PHOTO: Thomas Oide graduated from Davis High in 2014. Now, he works as a journalistic digital designer.
By Lewis Herring-Tillman,
Thomas Oide now works in digital design at the Minneapolis Star-Tribune, a big shift from what he had wanted to do when he was at Davis High. It took a startling rethink as a senior and some formative experiences to shape the way his career has grown.
Oide was a rising star in journalism at The HUB, serving as editor-in-chief by senior year. During all three years of high school, he wrote sports articles for the Davis Enterprise, and while working there, he began to understand the underlying rules of journalism.
“It really helped me refine […] and parse out, from a lot of information, where the story was,” Oide said.
Oide thought he would become a sports reporter, but began to realize it wasn’t the right job for him. “I wasn’t enjoying the writing and cold-calling people […] I realized that reporting wasn’t what I wanted to do.”
He reconsidered his career options and found himself more and more interested in working to make infographics, or other interactive media, for online news.
Oide then went to the University of Missouri at Columbia, writing for the local newspaper while majoring in data journalism. When he came home for summer break, he interned at news reporting positions at the Sacramento Bee and at the Boston Globe.
At the Columbia Missourian, Oide published an article examining and highlighting data that showed black elementary students received significantly more suspensions than white students.
“The fact […] that it mattered to a bunch of communities was really cool for me,” Oide said.
After graduating from college, Oide immediately started work at the Minneapolis Star-Tribune on its digital design team.
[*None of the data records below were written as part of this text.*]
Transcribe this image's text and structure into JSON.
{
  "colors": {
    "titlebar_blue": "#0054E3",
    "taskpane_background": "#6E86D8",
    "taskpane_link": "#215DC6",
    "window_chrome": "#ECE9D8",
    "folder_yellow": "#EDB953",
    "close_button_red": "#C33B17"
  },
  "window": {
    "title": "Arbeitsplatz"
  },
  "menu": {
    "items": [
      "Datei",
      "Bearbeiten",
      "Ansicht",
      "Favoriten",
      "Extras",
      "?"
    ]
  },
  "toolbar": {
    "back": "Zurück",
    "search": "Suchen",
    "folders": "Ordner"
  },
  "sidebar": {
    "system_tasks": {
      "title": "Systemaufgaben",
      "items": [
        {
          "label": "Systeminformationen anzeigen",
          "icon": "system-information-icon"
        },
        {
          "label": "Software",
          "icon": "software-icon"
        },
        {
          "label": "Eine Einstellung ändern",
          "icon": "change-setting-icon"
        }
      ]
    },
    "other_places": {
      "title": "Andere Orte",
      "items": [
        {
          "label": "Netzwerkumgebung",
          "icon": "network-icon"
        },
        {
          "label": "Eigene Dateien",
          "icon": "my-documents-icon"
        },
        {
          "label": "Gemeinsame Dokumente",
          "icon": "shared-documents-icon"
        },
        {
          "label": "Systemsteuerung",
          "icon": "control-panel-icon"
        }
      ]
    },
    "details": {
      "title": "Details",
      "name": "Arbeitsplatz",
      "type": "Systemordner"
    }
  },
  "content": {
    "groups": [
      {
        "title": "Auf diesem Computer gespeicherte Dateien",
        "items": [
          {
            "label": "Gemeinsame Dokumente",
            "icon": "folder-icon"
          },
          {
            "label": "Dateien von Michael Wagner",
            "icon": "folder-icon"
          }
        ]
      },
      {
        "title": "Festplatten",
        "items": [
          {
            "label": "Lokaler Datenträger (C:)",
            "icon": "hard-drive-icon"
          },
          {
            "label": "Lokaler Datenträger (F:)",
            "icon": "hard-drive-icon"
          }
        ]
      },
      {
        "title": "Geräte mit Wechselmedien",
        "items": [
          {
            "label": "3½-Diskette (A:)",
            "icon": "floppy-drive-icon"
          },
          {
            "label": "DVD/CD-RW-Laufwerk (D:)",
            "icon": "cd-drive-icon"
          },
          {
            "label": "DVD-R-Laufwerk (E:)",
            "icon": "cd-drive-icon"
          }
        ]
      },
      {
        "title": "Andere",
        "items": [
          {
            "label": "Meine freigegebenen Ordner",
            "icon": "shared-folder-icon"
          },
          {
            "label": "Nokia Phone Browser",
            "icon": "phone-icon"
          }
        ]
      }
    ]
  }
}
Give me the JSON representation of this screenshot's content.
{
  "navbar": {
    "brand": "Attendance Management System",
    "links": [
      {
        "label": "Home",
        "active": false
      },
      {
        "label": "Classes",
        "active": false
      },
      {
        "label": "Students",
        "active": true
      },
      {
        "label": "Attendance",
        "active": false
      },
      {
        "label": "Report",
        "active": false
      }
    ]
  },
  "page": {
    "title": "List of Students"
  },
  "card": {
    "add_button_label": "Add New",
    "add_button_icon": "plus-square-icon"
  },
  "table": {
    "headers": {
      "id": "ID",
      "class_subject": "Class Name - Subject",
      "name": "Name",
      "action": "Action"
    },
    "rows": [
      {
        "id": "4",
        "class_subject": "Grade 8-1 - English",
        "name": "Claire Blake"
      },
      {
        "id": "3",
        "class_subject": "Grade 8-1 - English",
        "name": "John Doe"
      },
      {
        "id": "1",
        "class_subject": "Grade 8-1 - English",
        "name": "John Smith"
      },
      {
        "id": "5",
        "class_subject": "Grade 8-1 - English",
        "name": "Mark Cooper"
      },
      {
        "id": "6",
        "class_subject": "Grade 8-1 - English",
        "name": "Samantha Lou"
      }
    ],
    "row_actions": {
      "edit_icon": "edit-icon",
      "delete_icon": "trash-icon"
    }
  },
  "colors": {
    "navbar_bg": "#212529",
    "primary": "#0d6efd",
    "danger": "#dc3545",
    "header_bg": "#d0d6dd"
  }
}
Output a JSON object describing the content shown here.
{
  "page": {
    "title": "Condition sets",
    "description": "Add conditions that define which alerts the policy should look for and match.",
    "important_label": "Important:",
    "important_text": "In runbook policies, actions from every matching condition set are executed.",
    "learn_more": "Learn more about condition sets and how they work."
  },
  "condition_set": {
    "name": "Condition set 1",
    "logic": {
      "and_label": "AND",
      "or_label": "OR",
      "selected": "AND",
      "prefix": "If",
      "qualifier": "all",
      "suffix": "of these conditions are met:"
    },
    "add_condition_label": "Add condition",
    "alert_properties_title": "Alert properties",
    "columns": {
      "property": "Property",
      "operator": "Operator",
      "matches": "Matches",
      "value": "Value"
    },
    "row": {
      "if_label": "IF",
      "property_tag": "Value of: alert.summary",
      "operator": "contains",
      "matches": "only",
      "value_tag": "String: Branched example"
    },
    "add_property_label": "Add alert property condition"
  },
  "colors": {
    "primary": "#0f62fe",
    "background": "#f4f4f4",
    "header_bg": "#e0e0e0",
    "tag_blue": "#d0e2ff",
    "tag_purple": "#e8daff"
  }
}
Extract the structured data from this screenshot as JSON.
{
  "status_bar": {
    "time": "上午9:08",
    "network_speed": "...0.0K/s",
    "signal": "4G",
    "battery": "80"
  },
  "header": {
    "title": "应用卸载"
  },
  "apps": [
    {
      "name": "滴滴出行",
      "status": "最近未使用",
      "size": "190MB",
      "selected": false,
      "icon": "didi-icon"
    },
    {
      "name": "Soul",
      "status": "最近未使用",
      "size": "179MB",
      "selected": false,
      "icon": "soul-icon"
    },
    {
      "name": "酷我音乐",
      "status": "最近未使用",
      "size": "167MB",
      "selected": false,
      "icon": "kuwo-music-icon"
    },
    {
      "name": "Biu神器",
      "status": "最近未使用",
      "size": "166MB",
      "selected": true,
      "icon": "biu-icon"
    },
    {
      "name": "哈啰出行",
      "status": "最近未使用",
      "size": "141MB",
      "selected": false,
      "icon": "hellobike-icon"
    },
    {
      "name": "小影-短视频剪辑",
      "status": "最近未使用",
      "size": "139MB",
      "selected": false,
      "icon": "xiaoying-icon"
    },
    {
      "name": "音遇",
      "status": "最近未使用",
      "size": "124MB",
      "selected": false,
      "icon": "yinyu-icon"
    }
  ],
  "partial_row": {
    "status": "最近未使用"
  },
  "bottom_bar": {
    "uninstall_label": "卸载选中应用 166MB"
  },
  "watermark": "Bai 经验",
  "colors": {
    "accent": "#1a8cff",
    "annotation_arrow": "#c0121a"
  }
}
His job at the “Strib” is to make interactives and work on page design.
He has already done infographics for many Star-Tribune articles, including one showing the data behind the Twins’ record-breaking home run streak.
After moving away from writing news stories specifically, Oide thinks the digital side of news media is going to become a lot more important in the future.
“Only now are we starting to see data journalists, designers and interactive graphics reporters getting the respect […] that they deserve,” Oide said.